The beginning of the New Year saw laws in the USA making texting while driving a car illegal. Some laws also ban cell phone calls. Legislators are realizing that the distraction from texting and cell phone calls while driving is dangerous and are now considered as comparable to driving while intoxicated with alcohol. Maybe we should take these new laws as a signal to modifying our work lives as well.
To many who read this I will likely come across an out-dated old fogie who is out of touch with the digital and Internet age. But first hear my case before you dismiss me as irrational.
I have been productive in my career due to, I believe, my ability to contemplate and focus without interruption. I continue to be amazed by what some describe as the addiction to “always be on-line.” When R.I.M.’s BlackBerry system failed for several hours, the news media was quick to write stories about people who impulsively kept unsuccessfully accessing their e-mail. (See Bereft of BlackBerry, the Untethered Make Do.)
Almost everywhere one goes, people are heads down clicking and scrolling to an illuminated screen on their smart phone. When they awake, people access the Internet before brushing their teeth.
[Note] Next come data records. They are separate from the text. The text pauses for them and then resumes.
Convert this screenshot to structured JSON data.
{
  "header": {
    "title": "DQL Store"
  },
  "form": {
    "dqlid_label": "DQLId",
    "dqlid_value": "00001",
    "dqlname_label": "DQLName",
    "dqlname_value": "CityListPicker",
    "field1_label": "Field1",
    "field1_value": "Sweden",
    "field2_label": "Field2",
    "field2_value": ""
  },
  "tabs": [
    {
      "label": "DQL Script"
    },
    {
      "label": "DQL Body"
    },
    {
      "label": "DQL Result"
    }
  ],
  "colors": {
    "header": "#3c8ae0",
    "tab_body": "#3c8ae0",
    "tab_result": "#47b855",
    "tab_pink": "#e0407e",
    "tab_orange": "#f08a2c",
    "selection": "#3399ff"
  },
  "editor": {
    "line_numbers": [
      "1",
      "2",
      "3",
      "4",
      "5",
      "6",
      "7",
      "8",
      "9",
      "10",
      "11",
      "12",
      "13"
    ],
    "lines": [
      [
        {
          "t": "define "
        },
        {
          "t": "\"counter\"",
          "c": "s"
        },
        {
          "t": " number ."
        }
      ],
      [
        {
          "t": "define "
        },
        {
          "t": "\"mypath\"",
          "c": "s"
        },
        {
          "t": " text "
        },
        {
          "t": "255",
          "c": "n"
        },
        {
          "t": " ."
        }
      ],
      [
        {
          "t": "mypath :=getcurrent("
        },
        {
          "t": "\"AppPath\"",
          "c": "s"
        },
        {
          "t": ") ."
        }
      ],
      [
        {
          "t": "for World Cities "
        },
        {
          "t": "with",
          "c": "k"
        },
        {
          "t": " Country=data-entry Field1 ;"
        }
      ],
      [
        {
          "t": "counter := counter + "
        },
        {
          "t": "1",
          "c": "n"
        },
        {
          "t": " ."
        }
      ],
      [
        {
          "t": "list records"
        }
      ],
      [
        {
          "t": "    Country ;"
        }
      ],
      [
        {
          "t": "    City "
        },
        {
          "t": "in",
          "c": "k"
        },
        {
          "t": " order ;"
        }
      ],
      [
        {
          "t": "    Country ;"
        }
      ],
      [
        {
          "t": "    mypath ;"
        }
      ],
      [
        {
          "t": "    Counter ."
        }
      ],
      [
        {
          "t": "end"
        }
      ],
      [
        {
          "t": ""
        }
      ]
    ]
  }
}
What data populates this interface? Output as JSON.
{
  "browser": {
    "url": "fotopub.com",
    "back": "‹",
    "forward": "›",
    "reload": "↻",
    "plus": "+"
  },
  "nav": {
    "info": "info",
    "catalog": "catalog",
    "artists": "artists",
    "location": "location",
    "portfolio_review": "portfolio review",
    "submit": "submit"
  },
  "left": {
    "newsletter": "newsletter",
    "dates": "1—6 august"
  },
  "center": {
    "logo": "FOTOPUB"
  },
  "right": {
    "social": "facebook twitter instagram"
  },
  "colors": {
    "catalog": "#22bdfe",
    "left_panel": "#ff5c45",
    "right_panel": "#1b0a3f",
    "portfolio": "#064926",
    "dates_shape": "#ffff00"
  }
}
When one’s plane arrives at the gate, what do many passengers immediately do? How critical can it be to receive or read a message a few hours or a day after the message was sent?
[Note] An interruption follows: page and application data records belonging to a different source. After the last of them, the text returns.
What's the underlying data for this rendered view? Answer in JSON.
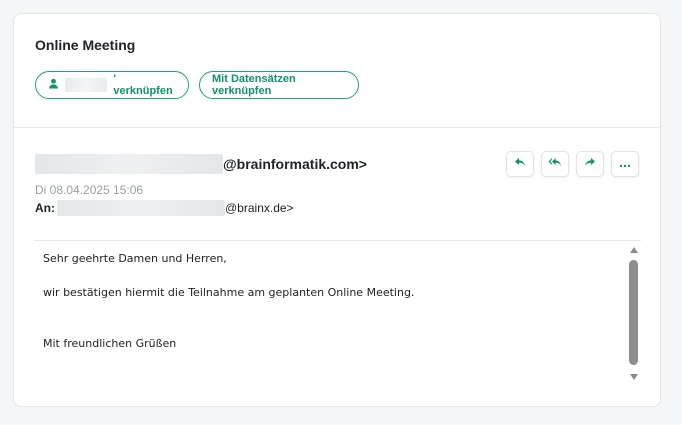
{
  "card": {
    "title": "Online Meeting",
    "link_button_label": "' verknüpfen",
    "link_records_label": "Mit Datensätzen verknüpfen"
  },
  "email": {
    "from_domain": "@brainformatik.com>",
    "date": "Di 08.04.2025 15:06",
    "to_label": "An:",
    "to_domain": "@brainx.de>",
    "body": {
      "greeting": "Sehr geehrte Damen und Herren,",
      "line1": "wir bestätigen hiermit die Teilnahme am geplanten Online Meeting.",
      "closing": "Mit freundlichen Grüßen"
    }
  },
  "colors": {
    "accent": "#1aa67c"
  },
  "icons": {
    "reply": "reply-icon",
    "reply_all": "reply-all-icon",
    "forward": "forward-icon",
    "more": "more-icon",
    "user": "user-icon"
  }
}
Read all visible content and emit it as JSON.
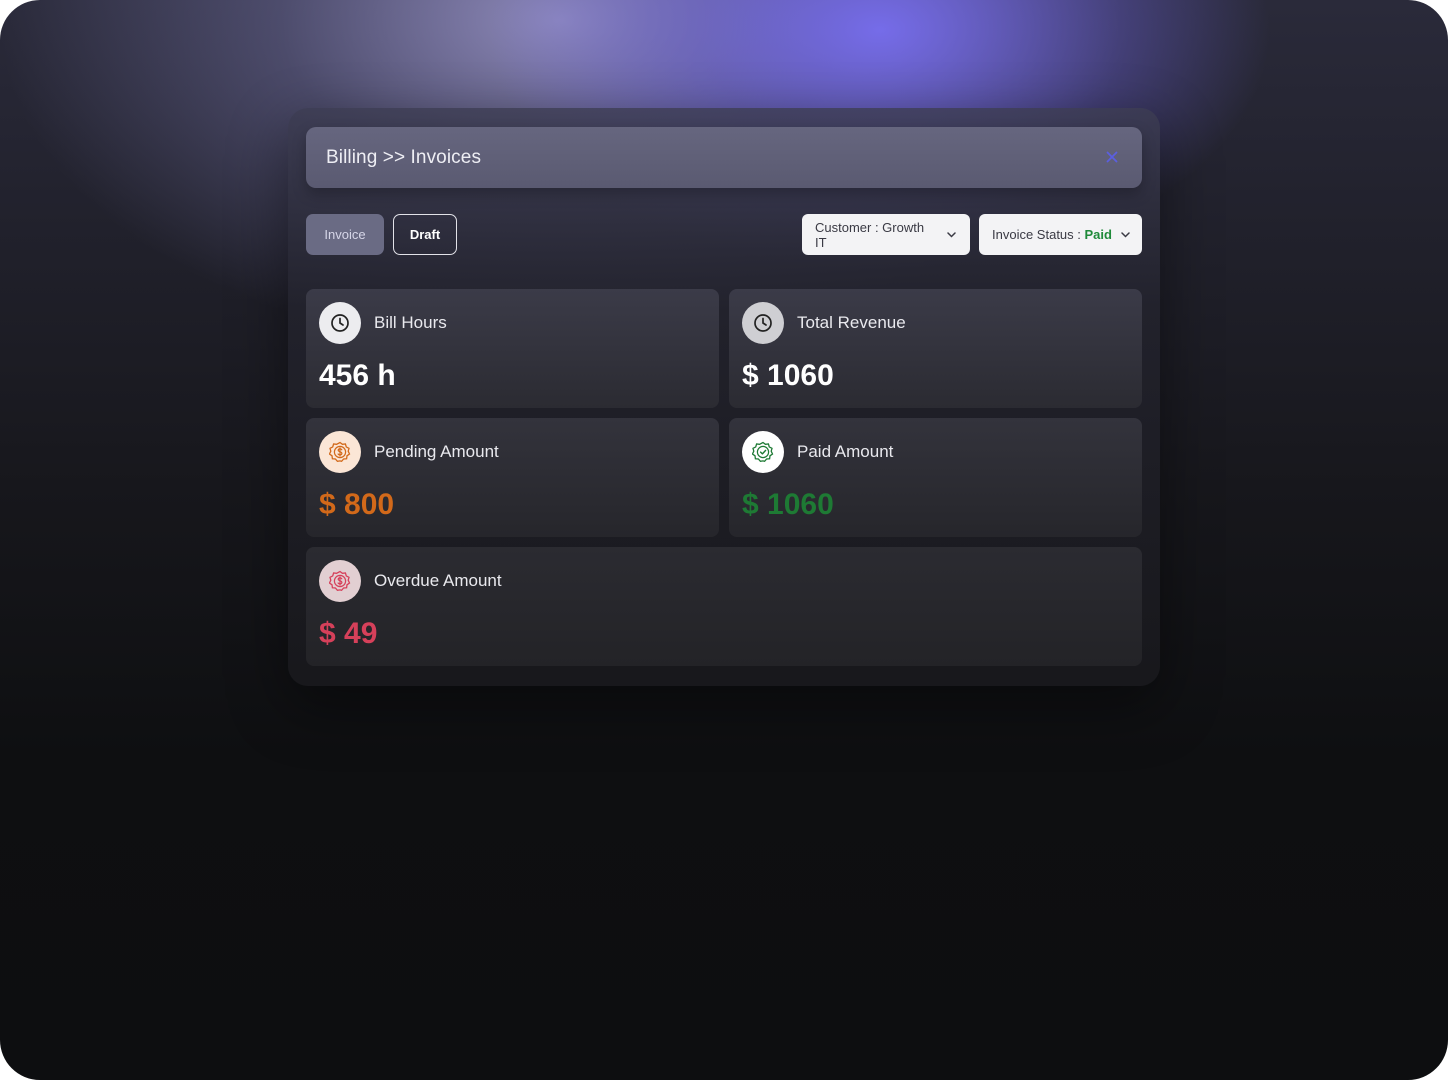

There are other signs that our society may be excessively pre-occupied and driven to distraction with being connected. An example is a recent news article titled To Deal with Obsession, Some Unfriend Facebook. It describes how some youth are making a pact to resist the frequent lure of the login. They realize they are obsessed with being and staying connected in real-time or near-time, and their grades and once normal life is suffering.
I realize we are in unchartered territory when it comes to instant messages and social media, such as Linkedin or Facebook. Isn’t there a downside to losing our personal time to think or do other productive things? When one is captive to messages, often from people we do not or hardly know, what is the impact to ourselves? How important is a Tweet that someone is now washing their clothes?
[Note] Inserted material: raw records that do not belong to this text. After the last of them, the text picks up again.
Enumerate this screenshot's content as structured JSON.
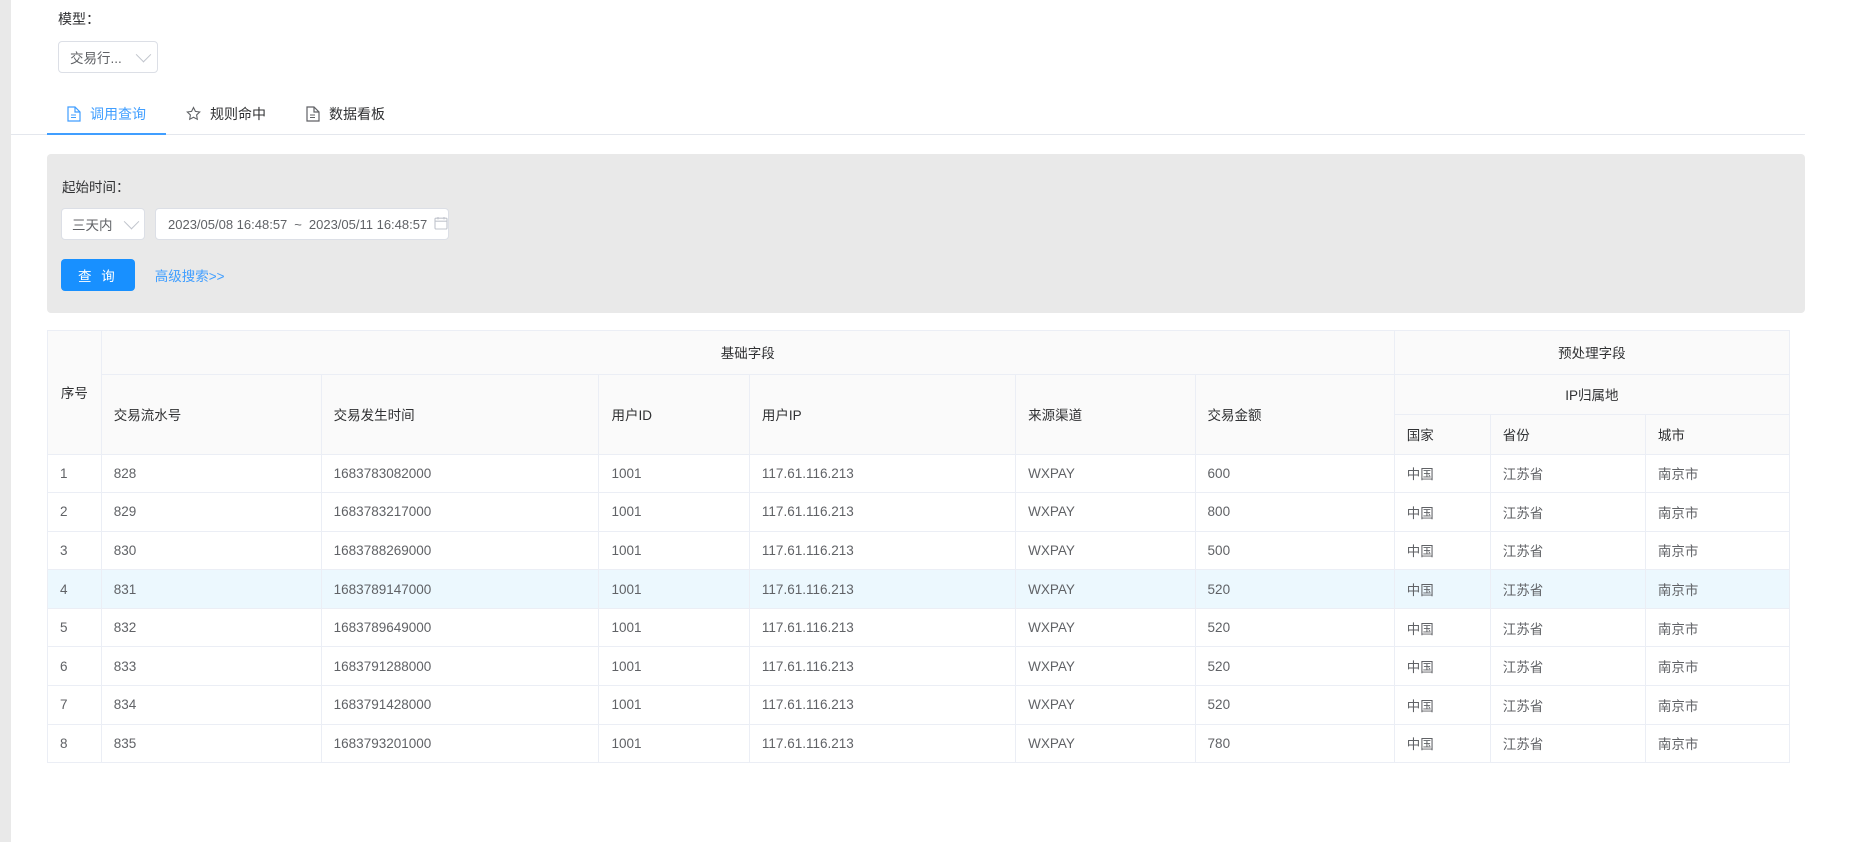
{
  "model": {
    "label": "模型：",
    "selected": "交易行...",
    "caret_icon": "chevron-down-icon"
  },
  "tabs": [
    {
      "label": "调用查询",
      "icon": "document-icon",
      "active": true
    },
    {
      "label": "规则命中",
      "icon": "pushpin-icon",
      "active": false
    },
    {
      "label": "数据看板",
      "icon": "document-icon",
      "active": false
    }
  ],
  "search": {
    "time_label": "起始时间：",
    "range_preset": "三天内",
    "preset_caret_icon": "chevron-down-icon",
    "date_start": "2023/05/08 16:48:57",
    "date_sep": "~",
    "date_end": "2023/05/11 16:48:57",
    "calendar_icon": "calendar-icon",
    "query_button": "查 询",
    "advanced_link": "高级搜索>>"
  },
  "table": {
    "group_headers": {
      "seq": "序号",
      "basic": "基础字段",
      "pre": "预处理字段"
    },
    "sub_group": {
      "ip_region": "IP归属地"
    },
    "columns": {
      "serial": "交易流水号",
      "time": "交易发生时间",
      "user_id": "用户ID",
      "user_ip": "用户IP",
      "channel": "来源渠道",
      "amount": "交易金额",
      "country": "国家",
      "province": "省份",
      "city": "城市"
    },
    "rows": [
      {
        "no": "1",
        "serial": "828",
        "time": "1683783082000",
        "user_id": "1001",
        "user_ip": "117.61.116.213",
        "channel": "WXPAY",
        "amount": "600",
        "country": "中国",
        "province": "江苏省",
        "city": "南京市",
        "highlight": false
      },
      {
        "no": "2",
        "serial": "829",
        "time": "1683783217000",
        "user_id": "1001",
        "user_ip": "117.61.116.213",
        "channel": "WXPAY",
        "amount": "800",
        "country": "中国",
        "province": "江苏省",
        "city": "南京市",
        "highlight": false
      },
      {
        "no": "3",
        "serial": "830",
        "time": "1683788269000",
        "user_id": "1001",
        "user_ip": "117.61.116.213",
        "channel": "WXPAY",
        "amount": "500",
        "country": "中国",
        "province": "江苏省",
        "city": "南京市",
        "highlight": false
      },
      {
        "no": "4",
        "serial": "831",
        "time": "1683789147000",
        "user_id": "1001",
        "user_ip": "117.61.116.213",
        "channel": "WXPAY",
        "amount": "520",
        "country": "中国",
        "province": "江苏省",
        "city": "南京市",
        "highlight": true
      },
      {
        "no": "5",
        "serial": "832",
        "time": "1683789649000",
        "user_id": "1001",
        "user_ip": "117.61.116.213",
        "channel": "WXPAY",
        "amount": "520",
        "country": "中国",
        "province": "江苏省",
        "city": "南京市",
        "highlight": false
      },
      {
        "no": "6",
        "serial": "833",
        "time": "1683791288000",
        "user_id": "1001",
        "user_ip": "117.61.116.213",
        "channel": "WXPAY",
        "amount": "520",
        "country": "中国",
        "province": "江苏省",
        "city": "南京市",
        "highlight": false
      },
      {
        "no": "7",
        "serial": "834",
        "time": "1683791428000",
        "user_id": "1001",
        "user_ip": "117.61.116.213",
        "channel": "WXPAY",
        "amount": "520",
        "country": "中国",
        "province": "江苏省",
        "city": "南京市",
        "highlight": false
      },
      {
        "no": "8",
        "serial": "835",
        "time": "1683793201000",
        "user_id": "1001",
        "user_ip": "117.61.116.213",
        "channel": "WXPAY",
        "amount": "780",
        "country": "中国",
        "province": "江苏省",
        "city": "南京市",
        "highlight": false
      }
    ]
  },
  "colors": {
    "accent": "#409eff",
    "button": "#1890ff",
    "panel_bg": "#e9e9e9",
    "row_highlight": "#ecf8fe",
    "header_bg": "#fafafa",
    "border": "#ebeef5"
  }
}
Research has revealed that in reality it is impossible to truly multi-task. The research, which I wrote about in article Can Performance Management Multitask, But the Human Brain Can’t?, cites that a human can only focus on one thing at a time, and any interruptions slows productivity.
Note to self. I may be offending some readers with my line of reasoning. If I interact less, then I may not bore others, I maintain my planning ability, I don’t have a false sense of my importance, road travelers are safer, and strangers next to me don’t have to endure my conversation.
Why is this relevant to enterprise performance management and devising better business analytics? Improvement requires ideas and innovation. Realizing those ideas can be then be stretched out over time. They are not instantaneous. Solitude is a virtue and essential to gather one’s thoughts and perspective.
I suggest we lighten up. Think more. Be more creative.
To have no smart phone, no laptop and no electronic calendar(only Outlook for meetings) keeps me more productive. No kidding.
Might by true for more people.
Thanks for confirming the point I was making in my article. I have received several e-mails agreeing that people are getting overly distracted by being “always on”, and this reduces their productivity.
I was not implying to not use communications technology, but just not all the time. Take breaks for work that requires concentration.